The last really influential manga during my college years was, of all things, Yu-Gi-Oh! by Kazuki Takahashi. Is that an odd choice, especially when compared to the depth of Pet Shop of Horrors and MARS? Perhaps, but Yu-Gi-Oh! helped me keep my sanity during my last semester of college. Every night, after spending all day at school and all evening at work, I would come home and watch several episodes to help remind me that there is still fun in the world. Later, I bought the entire series (yes, all 38 volumes) off Ebay for under $200. I was a total wreck by the end of college, consumed by depression, stressed by the college workload, and desperate for escape. Yu-Gi-Oh! provided that escape, a safety valve that probably kept me alive. It also provided me with a topic for my senior dissertation (an exercise in creative B.S. if ever there was one.)
Yu-Gi-Oh! was never designed to be deep. It was designed to be a fun adventure and it succeeds pretty well. Like most shonen manga, it involves constant leveling up to face bigger and scarier enemies. The entire idea of a children’s card game deciding the fate of the world is pretty silly when you look at it objectively. The characters do a lot of silly things, there’s a lot of dramatic posing, and plenty of hysterical dialogue. But the beauty of Yu-Gi-Oh! is that the characters do take it seriously and, in their world, the outcome of a card game can mean the difference between life and death. Their loyalty to one another and their sheer, stubborn desire to move forward, to survive, to overcome all obstacles on the way to victory is a powerful message, one that I sorely needed. Yu-Gi-Oh! may not be serious. It may be fluff. But by God, it’s a rollicking good time and I enjoyed every moment of it. And really, all writers need to occasionally be reminded that the ultimate purpose of our work is to entertain.
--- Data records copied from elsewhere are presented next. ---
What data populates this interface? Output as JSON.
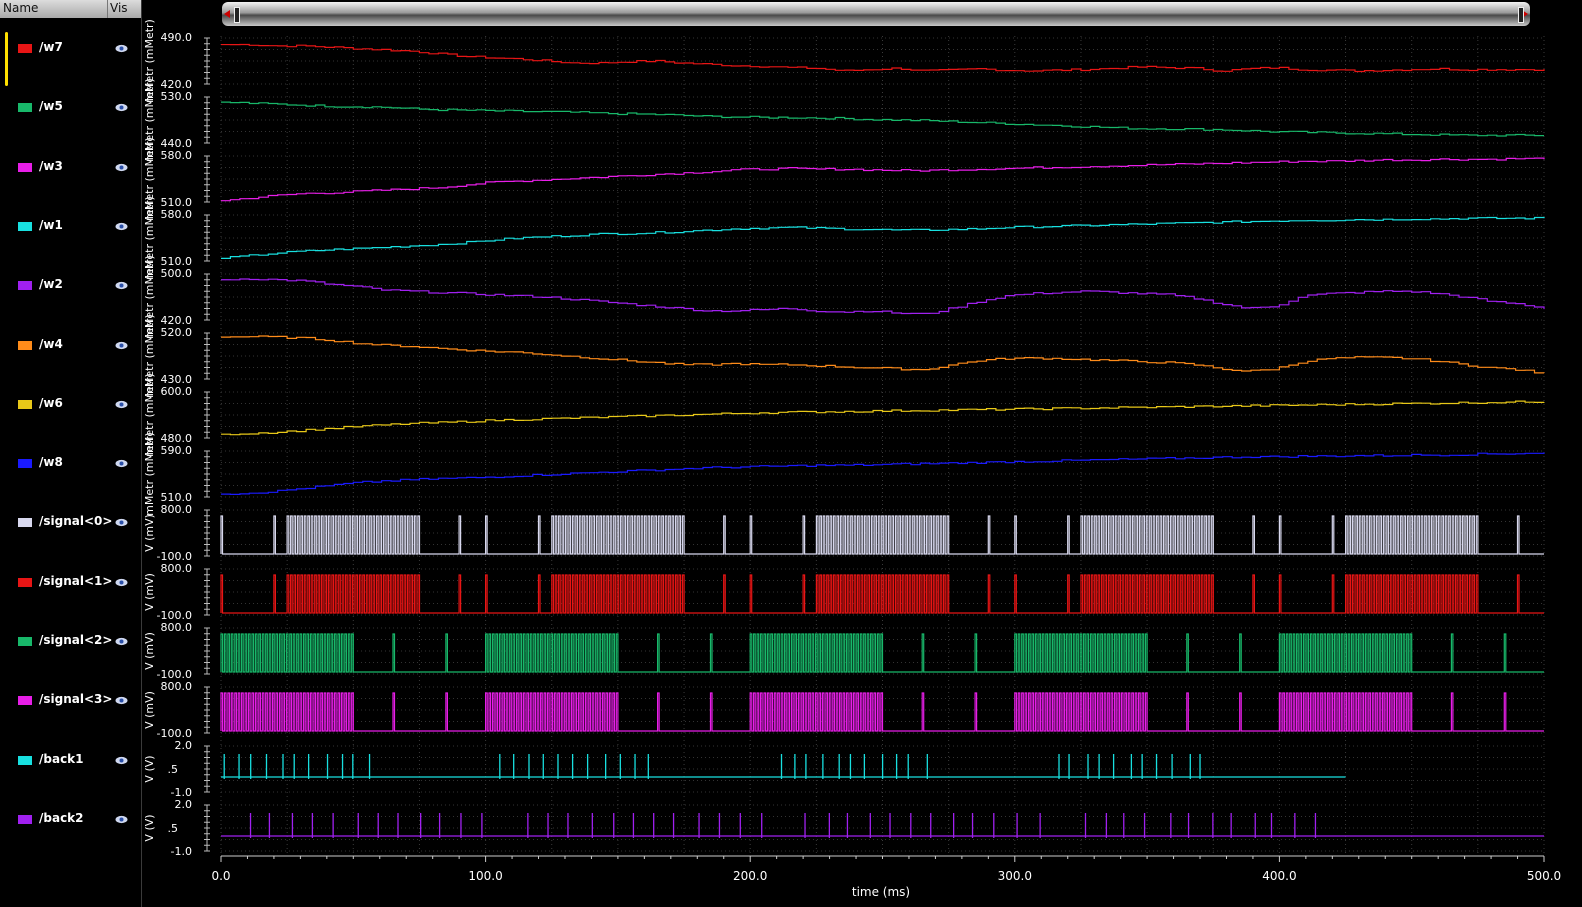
{
  "panel": {
    "name_header": "Name",
    "vis_header": "Vis"
  },
  "signals": [
    {
      "name": "/w7",
      "color": "#e81515",
      "kind": "analog",
      "ytop": "490.0",
      "ybot": "420.0",
      "unit": "mMetr (mMetr)",
      "profile": [
        480,
        480,
        478,
        478,
        476,
        474,
        472,
        470,
        466,
        462,
        460,
        458,
        455,
        452,
        452,
        454,
        455,
        452,
        450,
        448,
        447,
        445,
        444,
        440,
        442,
        444,
        440,
        441,
        443,
        441,
        440,
        441,
        442,
        444,
        446,
        445,
        444,
        440,
        443,
        445,
        442,
        441,
        440,
        441,
        442,
        443,
        442,
        442,
        442,
        442
      ]
    },
    {
      "name": "/w5",
      "color": "#18b86a",
      "kind": "analog",
      "ytop": "530.0",
      "ybot": "440.0",
      "unit": "mMetr (mMetr)",
      "profile": [
        520,
        518,
        516,
        514,
        512,
        511,
        510,
        507,
        505,
        504,
        503,
        502,
        501,
        500,
        498,
        497,
        496,
        494,
        492,
        491,
        490,
        490,
        489,
        488,
        486,
        485,
        484,
        482,
        480,
        478,
        476,
        474,
        472,
        470,
        468,
        468,
        467,
        466,
        464,
        462,
        461,
        460,
        459,
        458,
        457,
        456,
        455,
        455,
        455,
        455
      ]
    },
    {
      "name": "/w3",
      "color": "#e81ee8",
      "kind": "analog",
      "ytop": "580.0",
      "ybot": "510.0",
      "unit": "mMetr (mMetr)",
      "profile": [
        512,
        516,
        520,
        523,
        524,
        526,
        528,
        530,
        532,
        536,
        540,
        542,
        544,
        546,
        548,
        550,
        552,
        554,
        556,
        559,
        560,
        561,
        560,
        560,
        559,
        558,
        558,
        559,
        560,
        561,
        562,
        563,
        564,
        565,
        566,
        567,
        568,
        569,
        570,
        571,
        572,
        572,
        573,
        574,
        574,
        575,
        575,
        575,
        576,
        576
      ]
    },
    {
      "name": "/w1",
      "color": "#18e0e0",
      "kind": "analog",
      "ytop": "580.0",
      "ybot": "510.0",
      "unit": "mMetr (mMetr)",
      "profile": [
        514,
        518,
        522,
        525,
        527,
        529,
        531,
        533,
        535,
        538,
        542,
        545,
        547,
        549,
        551,
        552,
        553,
        555,
        557,
        559,
        560,
        561,
        560,
        559,
        558,
        557,
        557,
        558,
        559,
        561,
        562,
        563,
        564,
        565,
        566,
        567,
        568,
        569,
        570,
        571,
        572,
        572,
        573,
        573,
        574,
        574,
        575,
        575,
        575,
        575
      ]
    },
    {
      "name": "/w2",
      "color": "#a020f0",
      "kind": "analog",
      "ytop": "500.0",
      "ybot": "420.0",
      "unit": "mMetr (mMetr)",
      "profile": [
        490,
        492,
        490,
        488,
        482,
        478,
        472,
        470,
        468,
        466,
        464,
        462,
        460,
        456,
        452,
        448,
        444,
        440,
        436,
        436,
        438,
        440,
        436,
        434,
        436,
        432,
        430,
        440,
        452,
        462,
        466,
        468,
        470,
        468,
        466,
        464,
        458,
        448,
        440,
        444,
        462,
        466,
        468,
        470,
        470,
        466,
        460,
        452,
        448,
        440
      ]
    },
    {
      "name": "/w4",
      "color": "#ff8c1a",
      "kind": "analog",
      "ytop": "520.0",
      "ybot": "430.0",
      "unit": "mMetr (mMetr)",
      "profile": [
        512,
        513,
        512,
        510,
        506,
        500,
        496,
        494,
        490,
        487,
        484,
        482,
        478,
        474,
        470,
        466,
        462,
        458,
        458,
        460,
        458,
        458,
        456,
        454,
        452,
        450,
        448,
        458,
        466,
        470,
        471,
        470,
        468,
        466,
        464,
        462,
        458,
        450,
        445,
        450,
        464,
        470,
        472,
        472,
        470,
        465,
        458,
        452,
        448,
        440
      ]
    },
    {
      "name": "/w6",
      "color": "#e8c818",
      "kind": "analog",
      "ytop": "600.0",
      "ybot": "480.0",
      "unit": "mMetr (mMetr)",
      "profile": [
        490,
        492,
        495,
        500,
        505,
        510,
        514,
        518,
        520,
        523,
        526,
        528,
        530,
        532,
        534,
        536,
        538,
        540,
        542,
        544,
        546,
        547,
        548,
        549,
        550,
        551,
        552,
        553,
        554,
        555,
        556,
        557,
        558,
        559,
        560,
        561,
        562,
        563,
        564,
        565,
        566,
        567,
        568,
        569,
        570,
        571,
        572,
        573,
        574,
        575
      ]
    },
    {
      "name": "/w8",
      "color": "#1a1aff",
      "kind": "analog",
      "ytop": "590.0",
      "ybot": "510.0",
      "unit": "mMetr (mMetr)",
      "profile": [
        515,
        517,
        520,
        525,
        530,
        535,
        538,
        540,
        542,
        543,
        545,
        547,
        549,
        551,
        553,
        555,
        557,
        559,
        561,
        562,
        563,
        564,
        565,
        565,
        566,
        567,
        568,
        569,
        570,
        571,
        572,
        573,
        574,
        575,
        576,
        577,
        578,
        579,
        580,
        580,
        581,
        581,
        582,
        582,
        583,
        583,
        584,
        585,
        586,
        587
      ]
    },
    {
      "name": "/signal<0>",
      "color": "#d8d8ee",
      "kind": "digital",
      "ytop": "800.0",
      "ybot": "-100.0",
      "unit": "V (mV)",
      "phase": 0
    },
    {
      "name": "/signal<1>",
      "color": "#e81515",
      "kind": "digital",
      "ytop": "800.0",
      "ybot": "-100.0",
      "unit": "V (mV)",
      "phase": 0
    },
    {
      "name": "/signal<2>",
      "color": "#18b86a",
      "kind": "digital",
      "ytop": "800.0",
      "ybot": "-100.0",
      "unit": "V (mV)",
      "phase": 1
    },
    {
      "name": "/signal<3>",
      "color": "#e81ee8",
      "kind": "digital",
      "ytop": "800.0",
      "ybot": "-100.0",
      "unit": "V (mV)",
      "phase": 1
    },
    {
      "name": "/back1",
      "color": "#18e0e0",
      "kind": "spike",
      "ytop": "2.0",
      "ymid": ".5",
      "ybot": "-1.0",
      "unit": "V (V)",
      "phase": 0
    },
    {
      "name": "/back2",
      "color": "#a020f0",
      "kind": "spike",
      "ytop": "2.0",
      "ymid": ".5",
      "ybot": "-1.0",
      "unit": "V (V)",
      "phase": 1
    }
  ],
  "xaxis": {
    "label": "time (ms)",
    "ticks": [
      "0.0",
      "100.0",
      "200.0",
      "300.0",
      "400.0",
      "500.0"
    ]
  }
}
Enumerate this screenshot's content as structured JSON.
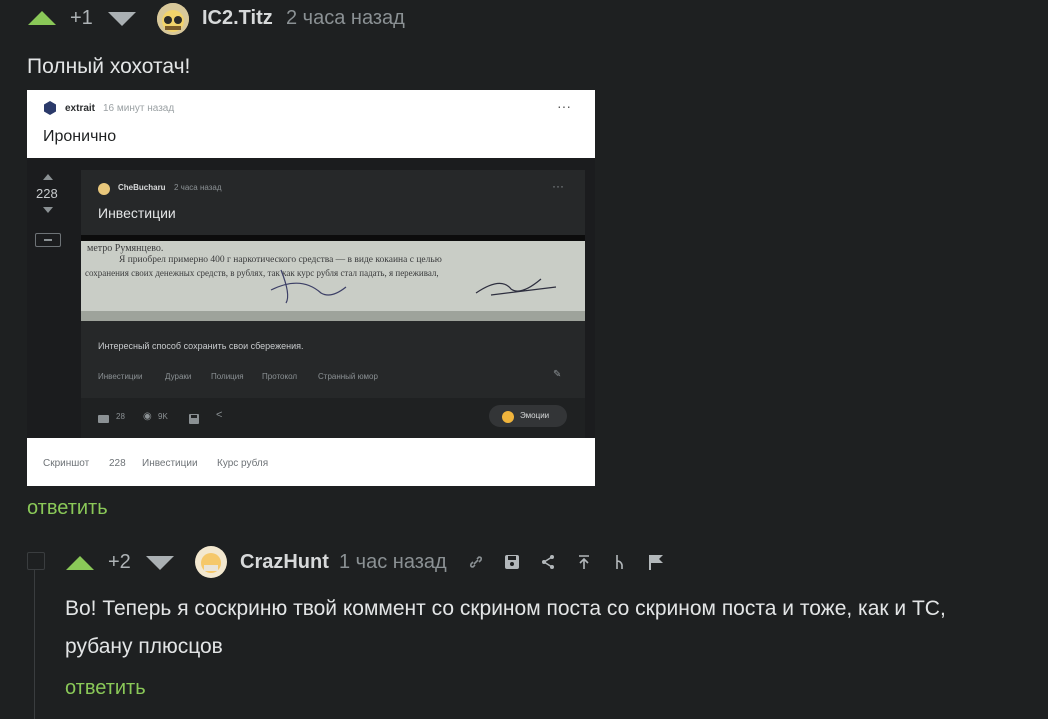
{
  "comment1": {
    "score": "+1",
    "username": "IC2.Titz",
    "time": "2 часа назад",
    "text": "Полный хохотач!",
    "reply_label": "ответить"
  },
  "screenshot": {
    "top_user": "extrait",
    "top_time": "16 минут назад",
    "top_title": "Иронично",
    "inner_score": "228",
    "inner_user": "CheBucharu",
    "inner_time": "2 часа назад",
    "inner_title": "Инвестиции",
    "photo_lines": [
      "метро Румянцево.",
      "Я приобрел примерно 400 г наркотического средства — в виде кокаина с целью",
      "сохранения своих денежных средств, в рублях, так как курс рубля стал падать, я переживал,"
    ],
    "inner_text": "Интересный способ сохранить свои сбережения.",
    "inner_tags": [
      "Инвестиции",
      "Дураки",
      "Полиция",
      "Протокол",
      "Странный юмор"
    ],
    "inner_comments": "28",
    "inner_views": "9K",
    "emotions_label": "Эмоции",
    "bottom_tags": [
      "Скриншот",
      "228",
      "Инвестиции",
      "Курс рубля"
    ]
  },
  "comment2": {
    "score": "+2",
    "username": "CrazHunt",
    "time": "1 час назад",
    "text_line1": "Во! Теперь я соскриню твой коммент со скрином поста со скрином поста и тоже, как и ТС,",
    "text_line2": "рубану плюсцов",
    "reply_label": "ответить"
  },
  "colors": {
    "background": "#1e2021",
    "accent_green": "#8ac858",
    "text": "#d7d9da",
    "muted": "#8b9194"
  }
}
To give our readers pleasure. To have fun. There’s enough doom and gloom in the world, and I see no reason to add to it.